- You can’t create a spreadsheet of all your contacts.
- You don’t have a LinkedIn profile or have fewer than 100 contacts.
- You don’t have a Twitter account because you think it’s irrelevant.
- You don’t do Facebook because you want to maintain your privacy.
- You have never watched a YouTube video and don’t plan on doing so.
- You don’t understand what any of the above have to do with finding a job.
My brother recently sent me an email on “Joining Facebook After Sixty” that basically elevates old codgerism and ridicules the new technology by way of being funny. It ends: “We senior citizens don’t need any more gadgets. The TV remote and the garage door remote are about all we can handle.” If you fit in this category and you are looking for a job, you’re at a disadvantage.

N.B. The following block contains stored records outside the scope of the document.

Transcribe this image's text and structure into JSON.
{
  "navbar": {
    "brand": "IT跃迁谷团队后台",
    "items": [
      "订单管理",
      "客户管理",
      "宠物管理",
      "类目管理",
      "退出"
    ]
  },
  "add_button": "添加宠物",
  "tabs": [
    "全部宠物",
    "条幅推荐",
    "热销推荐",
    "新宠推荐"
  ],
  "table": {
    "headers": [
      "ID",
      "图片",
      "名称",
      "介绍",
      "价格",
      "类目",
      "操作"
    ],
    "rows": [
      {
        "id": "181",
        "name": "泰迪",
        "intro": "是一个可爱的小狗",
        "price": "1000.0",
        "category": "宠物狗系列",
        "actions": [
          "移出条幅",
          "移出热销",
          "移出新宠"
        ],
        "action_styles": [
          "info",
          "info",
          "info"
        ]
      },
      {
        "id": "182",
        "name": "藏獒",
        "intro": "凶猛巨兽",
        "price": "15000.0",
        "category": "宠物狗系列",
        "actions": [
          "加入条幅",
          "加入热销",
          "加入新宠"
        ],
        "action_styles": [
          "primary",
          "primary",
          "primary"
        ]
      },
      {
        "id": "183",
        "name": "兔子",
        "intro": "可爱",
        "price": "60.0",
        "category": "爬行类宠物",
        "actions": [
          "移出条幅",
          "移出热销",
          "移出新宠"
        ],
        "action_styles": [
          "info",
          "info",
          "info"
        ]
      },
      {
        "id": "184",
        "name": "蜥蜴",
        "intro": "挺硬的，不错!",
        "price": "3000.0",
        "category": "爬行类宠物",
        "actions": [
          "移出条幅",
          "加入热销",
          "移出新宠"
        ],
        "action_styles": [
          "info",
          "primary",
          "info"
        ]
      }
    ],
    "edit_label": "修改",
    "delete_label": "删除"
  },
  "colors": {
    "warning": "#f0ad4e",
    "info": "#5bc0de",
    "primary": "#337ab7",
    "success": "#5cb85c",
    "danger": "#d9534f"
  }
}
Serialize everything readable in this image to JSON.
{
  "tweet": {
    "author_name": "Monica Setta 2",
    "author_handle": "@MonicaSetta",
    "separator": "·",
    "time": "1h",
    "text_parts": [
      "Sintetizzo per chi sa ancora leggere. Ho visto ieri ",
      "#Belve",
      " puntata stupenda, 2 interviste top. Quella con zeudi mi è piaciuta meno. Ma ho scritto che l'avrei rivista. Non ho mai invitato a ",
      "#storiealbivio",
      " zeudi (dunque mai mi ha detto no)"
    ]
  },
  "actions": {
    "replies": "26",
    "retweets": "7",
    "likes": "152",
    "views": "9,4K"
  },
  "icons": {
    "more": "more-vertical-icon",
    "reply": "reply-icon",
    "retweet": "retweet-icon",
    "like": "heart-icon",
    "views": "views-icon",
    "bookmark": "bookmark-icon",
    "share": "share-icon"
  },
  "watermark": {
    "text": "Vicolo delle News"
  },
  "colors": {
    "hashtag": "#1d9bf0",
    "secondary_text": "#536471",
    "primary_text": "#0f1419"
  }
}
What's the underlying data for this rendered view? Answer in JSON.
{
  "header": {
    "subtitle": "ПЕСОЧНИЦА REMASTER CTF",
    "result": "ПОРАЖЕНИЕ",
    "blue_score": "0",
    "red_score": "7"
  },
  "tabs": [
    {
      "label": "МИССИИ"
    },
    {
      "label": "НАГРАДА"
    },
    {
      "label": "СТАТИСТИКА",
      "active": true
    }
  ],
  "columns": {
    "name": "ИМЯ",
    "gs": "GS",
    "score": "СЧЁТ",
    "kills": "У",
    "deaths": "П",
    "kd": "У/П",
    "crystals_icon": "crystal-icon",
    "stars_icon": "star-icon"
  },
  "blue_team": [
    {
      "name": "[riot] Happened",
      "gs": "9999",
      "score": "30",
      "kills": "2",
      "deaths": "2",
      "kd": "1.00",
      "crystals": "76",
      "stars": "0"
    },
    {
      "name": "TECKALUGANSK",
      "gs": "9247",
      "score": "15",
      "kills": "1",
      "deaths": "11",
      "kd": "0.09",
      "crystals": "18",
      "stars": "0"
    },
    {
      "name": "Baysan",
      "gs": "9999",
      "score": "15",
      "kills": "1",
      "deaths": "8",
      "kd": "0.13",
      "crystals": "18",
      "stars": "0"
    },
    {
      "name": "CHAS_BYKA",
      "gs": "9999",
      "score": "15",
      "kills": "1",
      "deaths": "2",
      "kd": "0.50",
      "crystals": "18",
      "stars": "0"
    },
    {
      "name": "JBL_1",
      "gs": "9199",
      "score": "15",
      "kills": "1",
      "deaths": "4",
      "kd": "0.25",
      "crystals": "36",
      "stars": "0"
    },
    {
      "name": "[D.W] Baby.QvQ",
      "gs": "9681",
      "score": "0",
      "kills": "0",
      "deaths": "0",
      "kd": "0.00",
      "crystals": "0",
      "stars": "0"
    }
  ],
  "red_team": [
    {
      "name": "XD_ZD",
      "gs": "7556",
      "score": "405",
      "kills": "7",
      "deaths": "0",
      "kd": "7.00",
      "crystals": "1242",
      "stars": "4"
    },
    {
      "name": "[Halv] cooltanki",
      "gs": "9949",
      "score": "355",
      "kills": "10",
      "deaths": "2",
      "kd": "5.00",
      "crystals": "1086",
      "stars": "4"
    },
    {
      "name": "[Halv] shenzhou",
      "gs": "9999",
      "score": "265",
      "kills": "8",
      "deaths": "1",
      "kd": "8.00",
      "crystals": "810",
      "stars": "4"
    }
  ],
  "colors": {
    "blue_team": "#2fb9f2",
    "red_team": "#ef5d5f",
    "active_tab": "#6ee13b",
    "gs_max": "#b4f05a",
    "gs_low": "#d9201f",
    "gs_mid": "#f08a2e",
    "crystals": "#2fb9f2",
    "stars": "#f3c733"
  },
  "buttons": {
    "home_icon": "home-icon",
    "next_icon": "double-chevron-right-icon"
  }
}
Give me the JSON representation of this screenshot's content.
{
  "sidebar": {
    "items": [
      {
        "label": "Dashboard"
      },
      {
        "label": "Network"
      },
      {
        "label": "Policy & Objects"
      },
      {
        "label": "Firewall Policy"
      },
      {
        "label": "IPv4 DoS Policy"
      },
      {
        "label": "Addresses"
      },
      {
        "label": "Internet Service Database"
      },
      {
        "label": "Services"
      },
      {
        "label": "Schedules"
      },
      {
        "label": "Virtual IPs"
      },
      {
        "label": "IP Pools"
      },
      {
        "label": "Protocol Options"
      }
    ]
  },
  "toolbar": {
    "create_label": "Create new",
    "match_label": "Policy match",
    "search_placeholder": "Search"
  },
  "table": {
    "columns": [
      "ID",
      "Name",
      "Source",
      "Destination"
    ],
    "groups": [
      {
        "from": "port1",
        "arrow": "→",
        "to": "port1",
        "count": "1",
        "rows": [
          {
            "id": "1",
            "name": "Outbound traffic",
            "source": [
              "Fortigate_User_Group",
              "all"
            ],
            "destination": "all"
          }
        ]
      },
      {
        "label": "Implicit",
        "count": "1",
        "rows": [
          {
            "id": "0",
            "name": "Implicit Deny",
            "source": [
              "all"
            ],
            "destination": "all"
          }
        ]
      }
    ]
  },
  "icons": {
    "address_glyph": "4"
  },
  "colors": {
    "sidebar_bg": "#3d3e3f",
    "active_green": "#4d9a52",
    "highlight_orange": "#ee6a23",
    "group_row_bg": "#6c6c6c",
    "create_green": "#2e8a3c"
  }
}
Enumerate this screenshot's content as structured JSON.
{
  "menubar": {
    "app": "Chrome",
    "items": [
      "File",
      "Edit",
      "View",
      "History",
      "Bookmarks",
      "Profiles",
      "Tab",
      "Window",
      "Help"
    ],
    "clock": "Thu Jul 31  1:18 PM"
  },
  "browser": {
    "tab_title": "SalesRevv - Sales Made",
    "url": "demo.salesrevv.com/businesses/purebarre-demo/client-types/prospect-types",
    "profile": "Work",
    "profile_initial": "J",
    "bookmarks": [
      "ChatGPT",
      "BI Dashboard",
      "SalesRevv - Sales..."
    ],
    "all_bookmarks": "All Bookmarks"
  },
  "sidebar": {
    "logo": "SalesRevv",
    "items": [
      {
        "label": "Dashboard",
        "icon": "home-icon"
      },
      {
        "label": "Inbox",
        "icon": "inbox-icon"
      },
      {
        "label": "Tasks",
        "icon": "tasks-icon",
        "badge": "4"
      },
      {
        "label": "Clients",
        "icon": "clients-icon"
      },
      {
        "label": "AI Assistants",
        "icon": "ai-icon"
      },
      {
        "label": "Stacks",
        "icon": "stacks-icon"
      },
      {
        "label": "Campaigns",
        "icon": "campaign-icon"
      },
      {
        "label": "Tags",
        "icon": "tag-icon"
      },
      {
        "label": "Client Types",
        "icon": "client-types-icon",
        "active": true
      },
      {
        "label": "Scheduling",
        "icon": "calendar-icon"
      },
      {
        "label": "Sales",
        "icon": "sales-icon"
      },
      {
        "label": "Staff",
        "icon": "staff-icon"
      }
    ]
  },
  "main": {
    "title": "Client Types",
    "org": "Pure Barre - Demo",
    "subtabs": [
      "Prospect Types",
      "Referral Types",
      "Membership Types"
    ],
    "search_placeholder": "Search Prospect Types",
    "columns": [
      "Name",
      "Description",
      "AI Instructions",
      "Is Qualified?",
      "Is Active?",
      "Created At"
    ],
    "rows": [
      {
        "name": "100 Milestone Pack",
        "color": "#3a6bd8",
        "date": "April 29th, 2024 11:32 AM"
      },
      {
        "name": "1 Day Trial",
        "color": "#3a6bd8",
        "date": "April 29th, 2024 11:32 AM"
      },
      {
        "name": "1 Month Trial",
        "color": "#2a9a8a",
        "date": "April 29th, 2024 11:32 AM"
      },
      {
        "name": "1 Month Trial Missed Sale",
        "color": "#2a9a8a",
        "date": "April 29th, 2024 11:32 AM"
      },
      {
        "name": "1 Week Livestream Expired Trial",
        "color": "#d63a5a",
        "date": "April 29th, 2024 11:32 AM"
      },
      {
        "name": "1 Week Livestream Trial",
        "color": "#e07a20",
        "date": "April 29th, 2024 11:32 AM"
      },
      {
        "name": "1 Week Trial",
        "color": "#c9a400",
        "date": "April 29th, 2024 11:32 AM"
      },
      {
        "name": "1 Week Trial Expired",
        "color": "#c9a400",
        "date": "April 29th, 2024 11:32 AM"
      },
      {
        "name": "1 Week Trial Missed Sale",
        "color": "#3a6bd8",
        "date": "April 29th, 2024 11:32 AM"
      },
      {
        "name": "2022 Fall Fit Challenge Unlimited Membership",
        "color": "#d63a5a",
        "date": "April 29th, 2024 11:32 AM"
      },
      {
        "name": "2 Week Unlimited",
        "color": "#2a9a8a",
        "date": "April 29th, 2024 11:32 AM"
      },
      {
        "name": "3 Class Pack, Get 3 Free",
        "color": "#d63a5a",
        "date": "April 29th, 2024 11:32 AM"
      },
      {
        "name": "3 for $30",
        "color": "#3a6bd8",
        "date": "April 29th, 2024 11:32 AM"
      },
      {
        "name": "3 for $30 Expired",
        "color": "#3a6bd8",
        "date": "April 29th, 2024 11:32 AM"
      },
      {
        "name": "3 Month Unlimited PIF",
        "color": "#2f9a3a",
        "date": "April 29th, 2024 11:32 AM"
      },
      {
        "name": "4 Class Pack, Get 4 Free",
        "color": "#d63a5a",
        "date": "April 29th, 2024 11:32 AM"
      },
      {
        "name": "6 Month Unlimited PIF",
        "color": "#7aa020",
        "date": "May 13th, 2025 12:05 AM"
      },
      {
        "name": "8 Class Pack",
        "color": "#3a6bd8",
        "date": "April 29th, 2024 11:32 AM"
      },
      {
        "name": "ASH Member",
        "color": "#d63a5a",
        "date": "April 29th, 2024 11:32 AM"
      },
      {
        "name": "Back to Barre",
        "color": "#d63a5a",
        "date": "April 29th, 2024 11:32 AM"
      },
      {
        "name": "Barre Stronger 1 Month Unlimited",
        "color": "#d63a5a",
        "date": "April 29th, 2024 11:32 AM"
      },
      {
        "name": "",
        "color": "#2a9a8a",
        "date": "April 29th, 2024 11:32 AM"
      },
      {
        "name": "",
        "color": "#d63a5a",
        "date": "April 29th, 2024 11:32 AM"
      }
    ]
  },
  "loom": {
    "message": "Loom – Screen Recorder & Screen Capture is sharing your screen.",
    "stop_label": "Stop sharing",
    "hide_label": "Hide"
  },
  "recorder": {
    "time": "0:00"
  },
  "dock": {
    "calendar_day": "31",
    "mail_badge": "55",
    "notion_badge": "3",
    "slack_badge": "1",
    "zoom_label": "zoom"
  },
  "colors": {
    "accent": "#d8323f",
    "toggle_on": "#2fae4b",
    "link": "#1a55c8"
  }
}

The young people who compete with you are using all of these channels to connect, to network, and to share opportunities. They also leverage these technologies to get past HR and reach the hiring manager, to know who the hiring manager is, to get people to speak to the hiring manager on their behalf, and to promote their own video resumes or applications.
Don’t Stop Learning
How do you learn it all when social media seems to change every day? Well, start with the free courses offered by your local Department of Labor and Workforce Development or whatever euphemism your state uses for Unemployment Office. Most offer a lot of free courses and they are well done. Adult education courses at your local high school or community college are another good source of training opportunities. And don’t ignore the internet. Google what you need and try YouTube, which is actually a good source of instructional videos.
Keep moving, think ahead and stay current. Don’t stop learning about tomorrow. If you find learning these new technologies scary, think of it this way. The worst thing that will happen is you will get out of the house, meet interesting people, make new contacts, and learn some fun stuff.
It’s all good.